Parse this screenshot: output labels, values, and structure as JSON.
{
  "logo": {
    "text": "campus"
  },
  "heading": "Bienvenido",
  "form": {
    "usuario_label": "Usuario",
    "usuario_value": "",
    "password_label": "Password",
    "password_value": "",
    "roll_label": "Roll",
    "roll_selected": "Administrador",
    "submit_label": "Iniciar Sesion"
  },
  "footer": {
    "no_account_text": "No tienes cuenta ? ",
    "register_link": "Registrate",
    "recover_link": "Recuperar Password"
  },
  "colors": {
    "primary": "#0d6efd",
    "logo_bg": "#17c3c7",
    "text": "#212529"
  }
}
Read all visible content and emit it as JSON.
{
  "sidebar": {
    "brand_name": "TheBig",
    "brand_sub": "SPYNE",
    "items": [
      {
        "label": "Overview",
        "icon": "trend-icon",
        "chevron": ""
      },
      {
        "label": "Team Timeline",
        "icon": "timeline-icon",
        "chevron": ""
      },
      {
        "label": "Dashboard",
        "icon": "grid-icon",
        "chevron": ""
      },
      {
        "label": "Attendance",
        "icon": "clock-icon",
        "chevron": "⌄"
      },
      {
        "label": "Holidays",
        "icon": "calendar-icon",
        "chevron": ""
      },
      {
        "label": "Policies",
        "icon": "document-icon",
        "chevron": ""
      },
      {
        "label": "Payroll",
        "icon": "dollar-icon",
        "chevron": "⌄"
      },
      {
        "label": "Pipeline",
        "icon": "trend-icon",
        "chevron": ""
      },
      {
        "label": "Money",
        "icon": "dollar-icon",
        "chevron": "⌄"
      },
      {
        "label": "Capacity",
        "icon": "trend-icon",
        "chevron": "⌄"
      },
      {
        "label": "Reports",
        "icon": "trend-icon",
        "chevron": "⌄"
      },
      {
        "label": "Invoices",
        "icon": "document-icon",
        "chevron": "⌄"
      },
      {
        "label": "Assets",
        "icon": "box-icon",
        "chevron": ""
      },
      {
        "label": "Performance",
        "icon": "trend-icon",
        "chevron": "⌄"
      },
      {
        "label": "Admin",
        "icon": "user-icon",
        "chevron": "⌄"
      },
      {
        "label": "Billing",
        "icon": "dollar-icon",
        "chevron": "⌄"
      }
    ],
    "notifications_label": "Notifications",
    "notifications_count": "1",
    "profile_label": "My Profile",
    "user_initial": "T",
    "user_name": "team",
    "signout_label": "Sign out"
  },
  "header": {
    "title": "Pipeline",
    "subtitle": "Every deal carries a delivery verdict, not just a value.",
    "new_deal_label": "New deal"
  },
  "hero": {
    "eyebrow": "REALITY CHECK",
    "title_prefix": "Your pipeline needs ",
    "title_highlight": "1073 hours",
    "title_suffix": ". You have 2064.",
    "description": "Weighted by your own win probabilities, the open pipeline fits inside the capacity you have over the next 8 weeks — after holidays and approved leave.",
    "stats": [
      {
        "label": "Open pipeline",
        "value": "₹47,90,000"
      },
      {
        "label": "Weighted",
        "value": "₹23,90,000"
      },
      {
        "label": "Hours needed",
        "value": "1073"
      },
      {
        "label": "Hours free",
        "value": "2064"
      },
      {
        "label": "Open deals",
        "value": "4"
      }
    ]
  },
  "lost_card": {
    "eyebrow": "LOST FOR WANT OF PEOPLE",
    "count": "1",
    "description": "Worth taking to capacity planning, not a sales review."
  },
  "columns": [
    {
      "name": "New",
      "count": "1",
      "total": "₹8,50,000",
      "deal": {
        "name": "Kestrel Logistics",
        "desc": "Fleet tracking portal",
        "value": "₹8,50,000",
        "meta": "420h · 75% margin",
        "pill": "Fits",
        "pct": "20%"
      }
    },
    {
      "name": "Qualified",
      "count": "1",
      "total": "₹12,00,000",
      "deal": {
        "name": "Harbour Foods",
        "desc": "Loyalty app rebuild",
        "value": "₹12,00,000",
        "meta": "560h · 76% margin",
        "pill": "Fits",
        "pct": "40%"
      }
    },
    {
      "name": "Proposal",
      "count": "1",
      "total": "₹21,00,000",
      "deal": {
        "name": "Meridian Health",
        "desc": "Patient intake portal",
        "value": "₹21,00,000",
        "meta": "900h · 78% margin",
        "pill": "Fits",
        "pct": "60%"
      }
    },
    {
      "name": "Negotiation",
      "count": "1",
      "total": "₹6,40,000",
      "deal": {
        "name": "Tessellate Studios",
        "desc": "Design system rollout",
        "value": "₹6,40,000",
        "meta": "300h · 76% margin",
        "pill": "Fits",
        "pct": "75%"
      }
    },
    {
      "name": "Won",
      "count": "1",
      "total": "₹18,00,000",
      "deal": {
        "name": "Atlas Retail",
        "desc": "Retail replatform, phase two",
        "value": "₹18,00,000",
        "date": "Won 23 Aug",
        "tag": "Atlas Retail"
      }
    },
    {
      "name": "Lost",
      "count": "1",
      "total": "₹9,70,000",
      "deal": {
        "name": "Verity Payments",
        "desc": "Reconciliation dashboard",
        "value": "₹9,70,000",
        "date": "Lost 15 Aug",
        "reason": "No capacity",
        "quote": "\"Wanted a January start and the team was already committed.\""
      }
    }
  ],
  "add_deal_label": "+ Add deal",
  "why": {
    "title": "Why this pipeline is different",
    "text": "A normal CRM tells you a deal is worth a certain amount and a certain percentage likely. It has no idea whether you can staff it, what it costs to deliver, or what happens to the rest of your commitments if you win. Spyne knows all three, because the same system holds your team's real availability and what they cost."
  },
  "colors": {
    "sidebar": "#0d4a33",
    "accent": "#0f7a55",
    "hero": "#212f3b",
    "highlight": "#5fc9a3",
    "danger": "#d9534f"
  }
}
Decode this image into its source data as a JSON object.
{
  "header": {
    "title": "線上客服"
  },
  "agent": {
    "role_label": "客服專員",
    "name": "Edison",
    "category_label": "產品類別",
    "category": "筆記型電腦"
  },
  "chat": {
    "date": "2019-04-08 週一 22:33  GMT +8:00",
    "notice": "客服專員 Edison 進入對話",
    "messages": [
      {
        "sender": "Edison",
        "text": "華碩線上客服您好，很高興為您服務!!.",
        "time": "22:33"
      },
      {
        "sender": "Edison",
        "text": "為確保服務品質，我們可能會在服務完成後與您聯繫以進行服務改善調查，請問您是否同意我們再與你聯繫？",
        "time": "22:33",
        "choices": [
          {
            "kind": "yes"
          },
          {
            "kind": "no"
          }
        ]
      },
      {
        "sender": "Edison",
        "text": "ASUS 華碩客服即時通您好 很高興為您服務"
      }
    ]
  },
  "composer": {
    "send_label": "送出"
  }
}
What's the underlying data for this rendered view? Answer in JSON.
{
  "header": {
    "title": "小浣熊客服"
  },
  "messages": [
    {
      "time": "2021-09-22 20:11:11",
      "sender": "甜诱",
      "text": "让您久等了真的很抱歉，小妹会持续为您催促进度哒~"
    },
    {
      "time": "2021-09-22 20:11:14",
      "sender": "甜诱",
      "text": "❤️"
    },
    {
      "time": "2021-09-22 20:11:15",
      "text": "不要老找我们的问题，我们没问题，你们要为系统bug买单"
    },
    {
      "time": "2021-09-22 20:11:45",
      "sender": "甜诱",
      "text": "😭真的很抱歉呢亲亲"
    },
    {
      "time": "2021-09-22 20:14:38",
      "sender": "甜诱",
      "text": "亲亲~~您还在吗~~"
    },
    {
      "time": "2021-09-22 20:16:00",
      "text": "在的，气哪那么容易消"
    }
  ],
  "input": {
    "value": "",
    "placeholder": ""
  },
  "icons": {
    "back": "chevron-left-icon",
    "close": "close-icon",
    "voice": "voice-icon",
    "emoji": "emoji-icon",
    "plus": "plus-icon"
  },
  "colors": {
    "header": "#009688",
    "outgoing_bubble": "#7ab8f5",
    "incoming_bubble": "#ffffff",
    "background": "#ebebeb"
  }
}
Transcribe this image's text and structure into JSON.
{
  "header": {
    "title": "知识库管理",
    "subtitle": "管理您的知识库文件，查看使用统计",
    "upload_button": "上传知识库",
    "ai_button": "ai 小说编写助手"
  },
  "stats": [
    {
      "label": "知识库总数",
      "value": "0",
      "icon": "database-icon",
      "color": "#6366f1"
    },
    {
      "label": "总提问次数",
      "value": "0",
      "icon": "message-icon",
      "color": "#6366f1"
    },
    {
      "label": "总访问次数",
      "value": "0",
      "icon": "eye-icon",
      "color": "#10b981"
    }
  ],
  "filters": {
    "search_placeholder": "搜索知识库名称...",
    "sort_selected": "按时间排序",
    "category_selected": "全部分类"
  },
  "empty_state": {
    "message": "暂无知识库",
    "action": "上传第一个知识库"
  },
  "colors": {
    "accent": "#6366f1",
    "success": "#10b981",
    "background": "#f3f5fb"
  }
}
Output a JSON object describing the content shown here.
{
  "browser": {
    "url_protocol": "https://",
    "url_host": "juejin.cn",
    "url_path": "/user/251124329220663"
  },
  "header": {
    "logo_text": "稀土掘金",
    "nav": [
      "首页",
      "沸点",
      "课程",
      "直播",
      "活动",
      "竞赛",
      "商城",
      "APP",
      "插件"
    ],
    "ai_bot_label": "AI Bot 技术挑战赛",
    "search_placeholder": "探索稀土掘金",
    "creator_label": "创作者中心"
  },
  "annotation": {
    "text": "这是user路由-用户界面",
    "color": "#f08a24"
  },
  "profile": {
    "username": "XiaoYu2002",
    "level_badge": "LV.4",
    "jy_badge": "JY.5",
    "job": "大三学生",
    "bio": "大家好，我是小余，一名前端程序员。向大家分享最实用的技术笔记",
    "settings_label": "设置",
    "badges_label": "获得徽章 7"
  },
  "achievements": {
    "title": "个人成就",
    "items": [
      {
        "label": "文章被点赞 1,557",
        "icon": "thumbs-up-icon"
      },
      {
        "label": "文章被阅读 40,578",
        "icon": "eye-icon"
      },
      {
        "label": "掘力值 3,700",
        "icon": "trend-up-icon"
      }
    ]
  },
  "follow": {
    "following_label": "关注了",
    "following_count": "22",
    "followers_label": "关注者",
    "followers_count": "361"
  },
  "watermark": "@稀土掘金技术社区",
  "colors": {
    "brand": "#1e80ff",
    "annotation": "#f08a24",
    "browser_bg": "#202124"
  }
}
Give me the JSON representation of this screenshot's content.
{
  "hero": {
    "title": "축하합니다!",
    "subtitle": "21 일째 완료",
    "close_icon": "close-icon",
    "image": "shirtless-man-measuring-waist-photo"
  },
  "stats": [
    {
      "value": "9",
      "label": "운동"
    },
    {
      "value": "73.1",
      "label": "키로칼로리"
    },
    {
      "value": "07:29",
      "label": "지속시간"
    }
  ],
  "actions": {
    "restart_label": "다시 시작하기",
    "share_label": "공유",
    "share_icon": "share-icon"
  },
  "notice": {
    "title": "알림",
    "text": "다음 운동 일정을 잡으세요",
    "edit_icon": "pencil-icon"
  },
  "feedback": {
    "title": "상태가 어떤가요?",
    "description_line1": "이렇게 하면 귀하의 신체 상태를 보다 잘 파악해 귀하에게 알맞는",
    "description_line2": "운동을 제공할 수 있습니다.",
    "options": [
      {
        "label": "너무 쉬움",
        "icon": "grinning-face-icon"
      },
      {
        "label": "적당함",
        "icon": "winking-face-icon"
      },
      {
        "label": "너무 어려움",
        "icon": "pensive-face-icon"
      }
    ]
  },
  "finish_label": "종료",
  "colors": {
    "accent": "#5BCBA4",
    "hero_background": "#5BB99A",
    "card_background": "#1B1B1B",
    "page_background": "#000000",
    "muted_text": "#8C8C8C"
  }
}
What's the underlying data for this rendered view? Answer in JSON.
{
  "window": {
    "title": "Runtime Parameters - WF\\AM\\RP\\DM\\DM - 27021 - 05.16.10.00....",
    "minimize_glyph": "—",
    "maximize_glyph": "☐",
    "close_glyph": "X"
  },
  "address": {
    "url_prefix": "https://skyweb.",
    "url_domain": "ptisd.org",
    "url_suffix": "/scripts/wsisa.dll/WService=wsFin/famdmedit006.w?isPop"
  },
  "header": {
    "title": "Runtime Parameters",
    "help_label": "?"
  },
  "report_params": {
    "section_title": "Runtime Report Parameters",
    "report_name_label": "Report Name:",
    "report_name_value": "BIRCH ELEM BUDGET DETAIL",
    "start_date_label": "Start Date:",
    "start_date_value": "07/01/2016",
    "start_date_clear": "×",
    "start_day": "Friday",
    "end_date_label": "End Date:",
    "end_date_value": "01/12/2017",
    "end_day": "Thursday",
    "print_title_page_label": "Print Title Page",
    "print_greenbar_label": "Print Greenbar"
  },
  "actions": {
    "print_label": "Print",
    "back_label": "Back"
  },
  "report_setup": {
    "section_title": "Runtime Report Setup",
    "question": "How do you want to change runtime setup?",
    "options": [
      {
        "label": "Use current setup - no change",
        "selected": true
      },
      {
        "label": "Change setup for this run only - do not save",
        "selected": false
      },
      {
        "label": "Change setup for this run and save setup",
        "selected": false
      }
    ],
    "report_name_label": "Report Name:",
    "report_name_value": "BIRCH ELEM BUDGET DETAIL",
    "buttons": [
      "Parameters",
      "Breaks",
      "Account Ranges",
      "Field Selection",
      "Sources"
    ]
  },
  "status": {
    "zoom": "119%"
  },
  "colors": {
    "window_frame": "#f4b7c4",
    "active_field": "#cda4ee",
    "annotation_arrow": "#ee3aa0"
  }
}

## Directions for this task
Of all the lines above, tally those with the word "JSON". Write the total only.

## Task answer
8